§ Available data:
+===+
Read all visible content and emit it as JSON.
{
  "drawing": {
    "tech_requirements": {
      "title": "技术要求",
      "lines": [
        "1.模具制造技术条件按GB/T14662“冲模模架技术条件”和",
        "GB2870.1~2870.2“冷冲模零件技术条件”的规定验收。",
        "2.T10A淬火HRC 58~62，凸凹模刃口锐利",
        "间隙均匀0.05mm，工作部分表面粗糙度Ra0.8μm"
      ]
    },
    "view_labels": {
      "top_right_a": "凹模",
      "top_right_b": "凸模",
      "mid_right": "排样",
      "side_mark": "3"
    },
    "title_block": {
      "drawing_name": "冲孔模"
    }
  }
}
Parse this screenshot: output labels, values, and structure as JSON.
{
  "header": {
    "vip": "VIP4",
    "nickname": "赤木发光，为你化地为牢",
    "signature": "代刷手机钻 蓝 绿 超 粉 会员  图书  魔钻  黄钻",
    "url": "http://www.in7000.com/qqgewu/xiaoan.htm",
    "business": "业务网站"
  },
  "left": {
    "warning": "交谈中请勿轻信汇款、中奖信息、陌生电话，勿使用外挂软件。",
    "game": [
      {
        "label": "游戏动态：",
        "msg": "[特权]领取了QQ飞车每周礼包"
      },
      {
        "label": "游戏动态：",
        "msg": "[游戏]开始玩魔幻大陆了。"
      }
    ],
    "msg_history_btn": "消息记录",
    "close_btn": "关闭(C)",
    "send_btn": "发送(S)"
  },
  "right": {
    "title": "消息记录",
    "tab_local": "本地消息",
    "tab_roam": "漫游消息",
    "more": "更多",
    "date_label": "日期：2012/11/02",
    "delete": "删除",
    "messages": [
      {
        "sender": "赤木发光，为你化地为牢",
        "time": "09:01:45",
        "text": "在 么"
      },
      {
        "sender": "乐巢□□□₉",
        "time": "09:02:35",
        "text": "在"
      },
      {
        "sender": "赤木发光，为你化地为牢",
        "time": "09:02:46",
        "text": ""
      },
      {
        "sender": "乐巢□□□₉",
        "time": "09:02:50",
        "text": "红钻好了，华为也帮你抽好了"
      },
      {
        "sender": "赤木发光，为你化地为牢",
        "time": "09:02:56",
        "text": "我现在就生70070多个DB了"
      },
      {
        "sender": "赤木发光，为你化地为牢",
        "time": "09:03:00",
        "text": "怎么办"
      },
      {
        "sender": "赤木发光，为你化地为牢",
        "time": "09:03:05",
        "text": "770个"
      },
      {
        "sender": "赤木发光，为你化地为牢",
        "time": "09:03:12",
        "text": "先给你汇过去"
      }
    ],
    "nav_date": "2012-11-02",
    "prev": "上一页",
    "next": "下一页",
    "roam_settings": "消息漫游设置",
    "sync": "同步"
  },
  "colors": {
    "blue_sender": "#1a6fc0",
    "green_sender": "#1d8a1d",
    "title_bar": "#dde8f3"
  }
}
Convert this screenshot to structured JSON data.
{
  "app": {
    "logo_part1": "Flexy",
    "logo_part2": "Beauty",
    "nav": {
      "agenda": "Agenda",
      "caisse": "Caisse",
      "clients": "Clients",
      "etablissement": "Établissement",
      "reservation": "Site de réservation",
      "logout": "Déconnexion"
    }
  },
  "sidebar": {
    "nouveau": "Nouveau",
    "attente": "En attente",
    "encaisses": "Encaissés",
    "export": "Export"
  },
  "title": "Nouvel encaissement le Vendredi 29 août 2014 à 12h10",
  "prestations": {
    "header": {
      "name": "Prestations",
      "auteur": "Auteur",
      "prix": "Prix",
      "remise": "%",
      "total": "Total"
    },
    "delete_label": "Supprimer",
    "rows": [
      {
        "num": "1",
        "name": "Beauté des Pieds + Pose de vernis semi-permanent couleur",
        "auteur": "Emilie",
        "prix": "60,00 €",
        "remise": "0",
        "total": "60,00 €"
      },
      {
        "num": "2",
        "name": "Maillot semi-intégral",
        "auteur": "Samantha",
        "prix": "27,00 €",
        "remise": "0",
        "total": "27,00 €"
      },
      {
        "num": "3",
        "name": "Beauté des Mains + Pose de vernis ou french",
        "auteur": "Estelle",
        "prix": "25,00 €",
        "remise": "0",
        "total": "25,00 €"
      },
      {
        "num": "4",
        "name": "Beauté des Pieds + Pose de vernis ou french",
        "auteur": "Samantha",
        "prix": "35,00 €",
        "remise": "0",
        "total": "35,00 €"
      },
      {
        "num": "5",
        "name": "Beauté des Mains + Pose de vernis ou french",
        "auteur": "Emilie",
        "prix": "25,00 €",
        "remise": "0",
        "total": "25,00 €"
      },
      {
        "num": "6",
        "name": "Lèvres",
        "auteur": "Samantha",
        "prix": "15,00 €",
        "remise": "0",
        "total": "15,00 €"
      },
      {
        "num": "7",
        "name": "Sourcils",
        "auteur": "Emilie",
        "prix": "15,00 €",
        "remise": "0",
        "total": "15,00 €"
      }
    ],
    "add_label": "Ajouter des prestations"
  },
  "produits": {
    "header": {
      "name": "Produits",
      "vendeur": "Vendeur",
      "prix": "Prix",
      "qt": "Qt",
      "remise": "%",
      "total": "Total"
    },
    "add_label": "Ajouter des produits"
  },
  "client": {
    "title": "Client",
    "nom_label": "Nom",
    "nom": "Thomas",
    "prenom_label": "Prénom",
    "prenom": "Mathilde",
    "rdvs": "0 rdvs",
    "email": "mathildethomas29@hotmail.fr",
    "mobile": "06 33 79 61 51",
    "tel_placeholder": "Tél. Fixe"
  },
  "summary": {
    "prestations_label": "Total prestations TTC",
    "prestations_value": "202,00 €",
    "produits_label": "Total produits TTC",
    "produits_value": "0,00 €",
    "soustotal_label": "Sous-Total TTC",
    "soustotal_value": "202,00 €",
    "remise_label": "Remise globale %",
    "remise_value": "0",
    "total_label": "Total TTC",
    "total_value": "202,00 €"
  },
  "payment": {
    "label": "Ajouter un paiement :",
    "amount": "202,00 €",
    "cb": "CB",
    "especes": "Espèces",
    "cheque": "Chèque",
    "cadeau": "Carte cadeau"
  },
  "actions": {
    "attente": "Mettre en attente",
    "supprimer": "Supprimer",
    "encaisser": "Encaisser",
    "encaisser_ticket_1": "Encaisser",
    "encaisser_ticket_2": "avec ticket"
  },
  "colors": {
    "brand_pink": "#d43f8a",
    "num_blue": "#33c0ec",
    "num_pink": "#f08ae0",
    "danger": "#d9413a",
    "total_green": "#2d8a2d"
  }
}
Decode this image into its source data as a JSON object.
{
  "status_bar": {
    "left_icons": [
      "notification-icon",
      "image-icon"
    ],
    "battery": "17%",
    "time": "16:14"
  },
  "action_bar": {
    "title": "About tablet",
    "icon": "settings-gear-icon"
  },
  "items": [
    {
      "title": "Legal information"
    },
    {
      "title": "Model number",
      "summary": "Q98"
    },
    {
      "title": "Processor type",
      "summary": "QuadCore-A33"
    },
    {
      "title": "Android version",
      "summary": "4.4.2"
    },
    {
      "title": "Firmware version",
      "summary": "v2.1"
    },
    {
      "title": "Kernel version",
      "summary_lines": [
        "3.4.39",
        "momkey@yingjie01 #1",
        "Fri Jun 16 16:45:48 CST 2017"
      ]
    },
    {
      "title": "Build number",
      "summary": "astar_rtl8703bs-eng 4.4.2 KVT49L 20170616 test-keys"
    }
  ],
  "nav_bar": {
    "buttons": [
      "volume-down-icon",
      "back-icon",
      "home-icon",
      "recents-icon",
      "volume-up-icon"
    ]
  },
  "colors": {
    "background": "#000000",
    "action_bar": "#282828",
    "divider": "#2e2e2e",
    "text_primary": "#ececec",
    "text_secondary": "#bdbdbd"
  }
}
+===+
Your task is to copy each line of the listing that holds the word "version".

      "title": "Android version",
      "title": "Firmware version",
      "title": "Kernel version",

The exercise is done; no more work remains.